__RECORDED DATA__.

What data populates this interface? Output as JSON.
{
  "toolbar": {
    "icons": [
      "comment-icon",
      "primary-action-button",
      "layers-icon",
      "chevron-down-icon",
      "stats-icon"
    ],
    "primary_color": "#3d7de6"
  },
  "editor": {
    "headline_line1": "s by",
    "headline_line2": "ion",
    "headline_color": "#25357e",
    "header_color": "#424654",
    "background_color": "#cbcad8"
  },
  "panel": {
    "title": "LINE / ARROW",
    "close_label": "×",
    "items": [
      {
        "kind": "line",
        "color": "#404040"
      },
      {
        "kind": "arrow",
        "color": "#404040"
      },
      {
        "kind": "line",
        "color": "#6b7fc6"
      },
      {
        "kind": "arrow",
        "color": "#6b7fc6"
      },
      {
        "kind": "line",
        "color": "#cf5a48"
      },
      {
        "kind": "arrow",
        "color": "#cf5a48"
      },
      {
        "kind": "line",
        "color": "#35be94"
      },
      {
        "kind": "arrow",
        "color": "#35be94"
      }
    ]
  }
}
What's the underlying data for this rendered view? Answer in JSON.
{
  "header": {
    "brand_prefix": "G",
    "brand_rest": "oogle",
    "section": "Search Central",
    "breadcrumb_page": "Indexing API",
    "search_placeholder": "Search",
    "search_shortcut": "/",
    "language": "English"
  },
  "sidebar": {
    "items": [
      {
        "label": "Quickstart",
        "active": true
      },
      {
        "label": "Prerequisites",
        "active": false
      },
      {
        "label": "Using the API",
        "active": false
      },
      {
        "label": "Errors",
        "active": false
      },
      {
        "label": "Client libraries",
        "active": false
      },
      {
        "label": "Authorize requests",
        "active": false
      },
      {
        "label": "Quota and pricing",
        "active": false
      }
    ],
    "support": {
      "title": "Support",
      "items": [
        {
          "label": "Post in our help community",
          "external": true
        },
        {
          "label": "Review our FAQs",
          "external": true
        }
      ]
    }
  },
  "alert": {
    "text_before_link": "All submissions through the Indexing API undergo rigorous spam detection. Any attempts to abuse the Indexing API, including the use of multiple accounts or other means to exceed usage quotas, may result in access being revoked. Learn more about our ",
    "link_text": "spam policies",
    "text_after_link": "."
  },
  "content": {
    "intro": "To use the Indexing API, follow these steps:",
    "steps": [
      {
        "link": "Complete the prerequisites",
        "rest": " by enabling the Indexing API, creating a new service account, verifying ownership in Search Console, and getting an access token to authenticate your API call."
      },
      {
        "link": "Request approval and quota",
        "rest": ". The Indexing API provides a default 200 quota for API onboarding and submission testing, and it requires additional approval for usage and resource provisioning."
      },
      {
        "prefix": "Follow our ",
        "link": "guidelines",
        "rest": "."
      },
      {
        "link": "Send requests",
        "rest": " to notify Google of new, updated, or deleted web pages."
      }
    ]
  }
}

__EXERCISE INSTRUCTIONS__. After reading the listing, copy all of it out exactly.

__EXERCISE RESULT__.
What data populates this interface? Output as JSON.
{
  "toolbar": {
    "icons": [
      "comment-icon",
      "primary-action-button",
      "layers-icon",
      "chevron-down-icon",
      "stats-icon"
    ],
    "primary_color": "#3d7de6"
  },
  "editor": {
    "headline_line1": "s by",
    "headline_line2": "ion",
    "headline_color": "#25357e",
    "header_color": "#424654",
    "background_color": "#cbcad8"
  },
  "panel": {
    "title": "LINE / ARROW",
    "close_label": "×",
    "items": [
      {
        "kind": "line",
        "color": "#404040"
      },
      {
        "kind": "arrow",
        "color": "#404040"
      },
      {
        "kind": "line",
        "color": "#6b7fc6"
      },
      {
        "kind": "arrow",
        "color": "#6b7fc6"
      },
      {
        "kind": "line",
        "color": "#cf5a48"
      },
      {
        "kind": "arrow",
        "color": "#cf5a48"
      },
      {
        "kind": "line",
        "color": "#35be94"
      },
      {
        "kind": "arrow",
        "color": "#35be94"
      }
    ]
  }
}
What's the underlying data for this rendered view? Answer in JSON.
{
  "header": {
    "brand_prefix": "G",
    "brand_rest": "oogle",
    "section": "Search Central",
    "breadcrumb_page": "Indexing API",
    "search_placeholder": "Search",
    "search_shortcut": "/",
    "language": "English"
  },
  "sidebar": {
    "items": [
      {
        "label": "Quickstart",
        "active": true
      },
      {
        "label": "Prerequisites",
        "active": false
      },
      {
        "label": "Using the API",
        "active": false
      },
      {
        "label": "Errors",
        "active": false
      },
      {
        "label": "Client libraries",
        "active": false
      },
      {
        "label": "Authorize requests",
        "active": false
      },
      {
        "label": "Quota and pricing",
        "active": false
      }
    ],
    "support": {
      "title": "Support",
      "items": [
        {
          "label": "Post in our help community",
          "external": true
        },
        {
          "label": "Review our FAQs",
          "external": true
        }
      ]
    }
  },
  "alert": {
    "text_before_link": "All submissions through the Indexing API undergo rigorous spam detection. Any attempts to abuse the Indexing API, including the use of multiple accounts or other means to exceed usage quotas, may result in access being revoked. Learn more about our ",
    "link_text": "spam policies",
    "text_after_link": "."
  },
  "content": {
    "intro": "To use the Indexing API, follow these steps:",
    "steps": [
      {
        "link": "Complete the prerequisites",
        "rest": " by enabling the Indexing API, creating a new service account, verifying ownership in Search Console, and getting an access token to authenticate your API call."
      },
      {
        "link": "Request approval and quota",
        "rest": ". The Indexing API provides a default 200 quota for API onboarding and submission testing, and it requires additional approval for usage and resource provisioning."
      },
      {
        "prefix": "Follow our ",
        "link": "guidelines",
        "rest": "."
      },
      {
        "link": "Send requests",
        "rest": " to notify Google of new, updated, or deleted web pages."
      }
    ]
  }
}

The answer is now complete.